|Art by Norman Kelly copyright 2008|
Sat., Sept. 15, 2012
Patti asked me to offer some context for the art and objects placed in the auditorium and the atrium area. So, a little background about 3 things: the artifacts, the cubes, and the phrenology heads.
The artifacts. Early in 2008, Tom asked me about commissioning a collage that would riff on his brain scan films, which he found to be very cool and very interesting. Which I found to be creepy and overly scientific.

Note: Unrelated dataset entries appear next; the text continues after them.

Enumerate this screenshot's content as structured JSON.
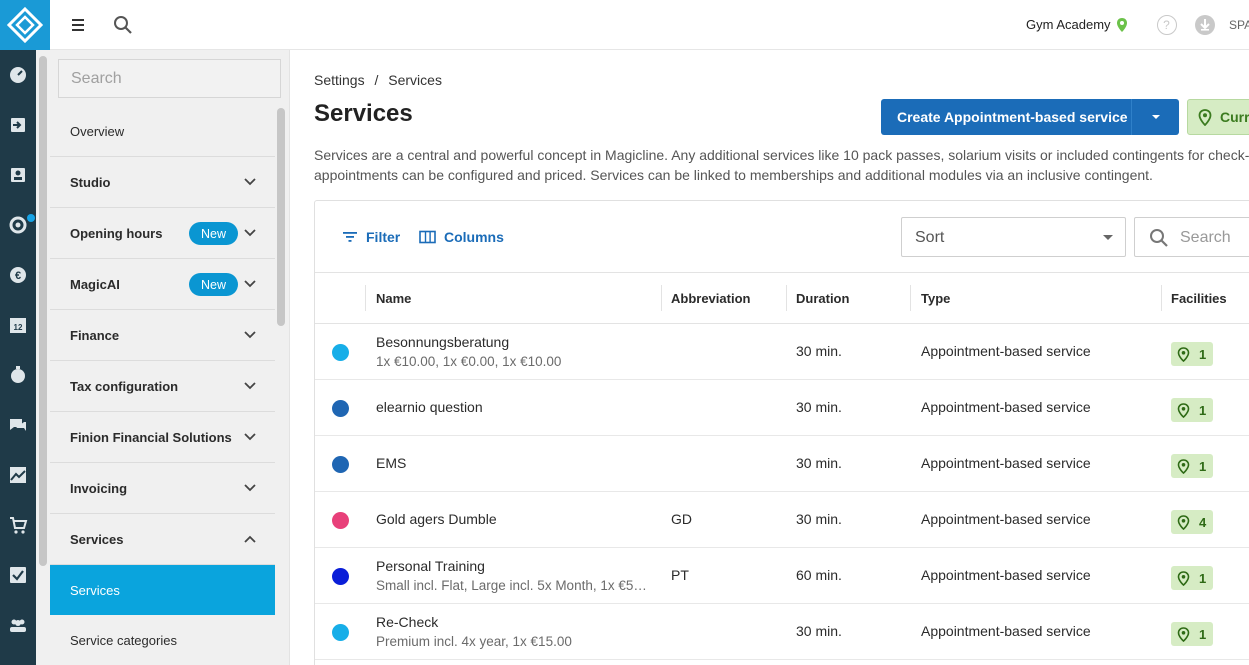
{
  "topbar": {
    "studio_name": "Gym Academy",
    "language": "SPA"
  },
  "sidebar": {
    "search_placeholder": "Search",
    "items": [
      {
        "label": "Overview"
      },
      {
        "label": "Studio"
      },
      {
        "label": "Opening hours",
        "badge": "New"
      },
      {
        "label": "MagicAI",
        "badge": "New"
      },
      {
        "label": "Finance"
      },
      {
        "label": "Tax configuration"
      },
      {
        "label": "Finion Financial Solutions"
      },
      {
        "label": "Invoicing"
      },
      {
        "label": "Services"
      },
      {
        "label": "Services"
      },
      {
        "label": "Service categories"
      }
    ]
  },
  "breadcrumb": {
    "parent": "Settings",
    "separator": "/",
    "current": "Services"
  },
  "page": {
    "title": "Services",
    "create_button": "Create Appointment-based service",
    "current_button": "Curre",
    "description_line1": "Services are a central and powerful concept in Magicline. Any additional services like 10 pack passes, solarium visits or included contingents for check-",
    "description_line2": "appointments can be configured and priced. Services can be linked to memberships and additional modules via an inclusive contingent."
  },
  "toolbar": {
    "filter_label": "Filter",
    "columns_label": "Columns",
    "sort_label": "Sort",
    "search_placeholder": "Search"
  },
  "table": {
    "headers": {
      "name": "Name",
      "abbreviation": "Abbreviation",
      "duration": "Duration",
      "type": "Type",
      "facilities": "Facilities"
    },
    "rows": [
      {
        "color": "#17aee8",
        "name": "Besonnungsberatung",
        "sub": "1x €10.00, 1x €0.00, 1x €10.00",
        "abbr": "",
        "duration": "30 min.",
        "type": "Appointment-based service",
        "facilities": "1"
      },
      {
        "color": "#1f66b3",
        "name": "elearnio question",
        "sub": "",
        "abbr": "",
        "duration": "30 min.",
        "type": "Appointment-based service",
        "facilities": "1"
      },
      {
        "color": "#1f66b3",
        "name": "EMS",
        "sub": "",
        "abbr": "",
        "duration": "30 min.",
        "type": "Appointment-based service",
        "facilities": "1"
      },
      {
        "color": "#e8407a",
        "name": "Gold agers Dumble",
        "sub": "",
        "abbr": "GD",
        "duration": "30 min.",
        "type": "Appointment-based service",
        "facilities": "4"
      },
      {
        "color": "#0a1ed8",
        "name": "Personal Training",
        "sub": "Small incl. Flat, Large incl. 5x Month, 1x €5…",
        "abbr": "PT",
        "duration": "60 min.",
        "type": "Appointment-based service",
        "facilities": "1"
      },
      {
        "color": "#17aee8",
        "name": "Re-Check",
        "sub": "Premium incl. 4x year, 1x €15.00",
        "abbr": "",
        "duration": "30 min.",
        "type": "Appointment-based service",
        "facilities": "1"
      }
    ]
  }
}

We kept talking and more material surfaced: in addition to the films showing lateral and vertical slices of his brain on grids, we had dark spots in the brain, MRI beeps that sound like Steve Reich or John Cage, the book A Journey Round My Skull by a Hungarian writer describing his own brain surgery, holiday seizures, books by Oliver Sachs, a horror movie poster, zipperhead scars, 16th and 17th century wonder cabinets, the man with the face tattoo, Tom and Patti’s collection of phrenology heads and brains in various media, and a lot more.

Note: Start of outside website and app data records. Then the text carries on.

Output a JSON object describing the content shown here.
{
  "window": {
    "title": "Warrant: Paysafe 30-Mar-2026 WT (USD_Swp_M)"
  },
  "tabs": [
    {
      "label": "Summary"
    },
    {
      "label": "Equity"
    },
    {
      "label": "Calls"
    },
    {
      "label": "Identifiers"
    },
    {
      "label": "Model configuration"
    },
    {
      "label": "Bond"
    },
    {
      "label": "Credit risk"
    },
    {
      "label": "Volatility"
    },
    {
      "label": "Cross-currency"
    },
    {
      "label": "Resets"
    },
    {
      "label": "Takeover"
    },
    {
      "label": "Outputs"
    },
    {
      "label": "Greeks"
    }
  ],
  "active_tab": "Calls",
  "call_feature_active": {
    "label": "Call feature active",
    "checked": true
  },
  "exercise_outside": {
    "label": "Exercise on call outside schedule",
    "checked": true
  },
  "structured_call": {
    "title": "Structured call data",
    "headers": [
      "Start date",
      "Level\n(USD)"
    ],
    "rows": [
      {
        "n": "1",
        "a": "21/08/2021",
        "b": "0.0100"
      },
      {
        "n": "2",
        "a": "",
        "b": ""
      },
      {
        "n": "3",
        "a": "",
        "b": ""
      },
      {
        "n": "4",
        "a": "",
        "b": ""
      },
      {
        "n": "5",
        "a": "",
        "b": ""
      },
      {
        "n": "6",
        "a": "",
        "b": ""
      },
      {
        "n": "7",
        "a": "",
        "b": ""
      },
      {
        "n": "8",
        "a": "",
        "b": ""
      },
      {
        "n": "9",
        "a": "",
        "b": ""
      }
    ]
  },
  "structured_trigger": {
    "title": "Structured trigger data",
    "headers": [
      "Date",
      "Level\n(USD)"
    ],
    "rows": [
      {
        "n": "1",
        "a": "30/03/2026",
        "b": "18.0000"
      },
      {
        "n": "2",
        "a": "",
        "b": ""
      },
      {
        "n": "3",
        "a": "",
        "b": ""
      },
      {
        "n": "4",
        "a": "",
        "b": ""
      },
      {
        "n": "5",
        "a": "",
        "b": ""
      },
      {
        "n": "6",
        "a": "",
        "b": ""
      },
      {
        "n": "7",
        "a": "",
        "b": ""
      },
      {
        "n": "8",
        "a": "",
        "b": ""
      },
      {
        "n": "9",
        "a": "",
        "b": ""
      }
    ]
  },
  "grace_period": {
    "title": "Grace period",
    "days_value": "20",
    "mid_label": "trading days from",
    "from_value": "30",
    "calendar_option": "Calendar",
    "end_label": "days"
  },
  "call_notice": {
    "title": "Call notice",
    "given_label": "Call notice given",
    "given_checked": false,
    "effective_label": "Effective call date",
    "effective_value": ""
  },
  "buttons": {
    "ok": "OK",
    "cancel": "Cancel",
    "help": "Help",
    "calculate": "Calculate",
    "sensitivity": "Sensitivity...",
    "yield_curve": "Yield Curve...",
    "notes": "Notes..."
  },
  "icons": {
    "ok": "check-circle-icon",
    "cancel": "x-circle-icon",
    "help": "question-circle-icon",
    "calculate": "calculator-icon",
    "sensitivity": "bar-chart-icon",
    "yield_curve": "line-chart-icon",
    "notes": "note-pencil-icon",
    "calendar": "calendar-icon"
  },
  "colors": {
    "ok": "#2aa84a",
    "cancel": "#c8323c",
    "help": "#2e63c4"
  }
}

It began to feel like this story called for something bigger than a two-dimensional collage—something that spoke to the brain function and illness, but also to family, community, and adaptability, and that would illustrate an irreverent sense of humor and quirky aesthetic. So, to our idea palette we added a shipment of plastic “fourth quality” medical teaching skulls, then contacted a slew of artists and family members, and, stirred. In the end, we created a sort of walk-in Wonder Cabinet of curiosities and named it Cranial Vault—a multisensory, mixed-up media, intergenerational, very alternative, multiple artist exhibit that we installed in the gallery upstairs and later at a café in Silver Spring.
We’ve brought in some of these items today as remembrances and reminders—a set of beautiful and odd souvenirs to surprise and amaze you.
The cubes. This is a brand-new piece that Tom envisioned and described to me a few years ago. He asked his dad to have the open boxes fabricated in rebar. And he left it to someone (well, me I guess) to figure out how to procure and place glass globes inside. These are handblown glass fishingfloats made by an artist (Ana Willow Obermayr) in Portland.
The phrenology heads. Phrenology was a Victorian-era psuedoscience that involved measuring the skull and mapping sections of the brain to correlate with specific character traits. Tom’s cancer was in the left parietal lobe, which is strongly associated with disorders related to language processing and speech. For our exhibit in 2008, Tom and Patti’s friend Norman Kelly created a coloring book image and we made a zillion copies of it for visitors to Cranial Vault to fill in. These pages were later bound into a handmade book.
Norman has created a new Memorial PhrenHead—there are copies in your programs and in the atrium area afterwards—and we invite you to fill in these brains today with memories, thoughts, ideas and leave them in the baskets.
So, here I want to close with just one of the many passages Tom and I marked together in Frigyes Karinthy’s book and then a reflection. The passage is about the life-affirming connection between science and art and it feels like a fit for our creative partnership:
While I am a great admirer of science, I claim the respect of its representatives for what I must call my ‘artistic’ conception of life. Art is a complimentary source of truth, for it enlists the help of the imagination to carry mankind beyond a mere observation of facts. Real achievement is possible only when both work in association.”
After the service, I invite you to rediscover some of the “artifacts” and hope they might serve as conversation and connection points. As I reflect on the items we’ve collected and made over the years, I feel like they stand in for the weird and wonderful, cool and terrible, surprises we each can discover in the journey around our own lives. Our challenge is to greet them with an open mind and with flexibility, quiet courage, humility, and a willingness to embrace changing circumstances and a dynamic cycle of life’s new normals. Tom showed me that.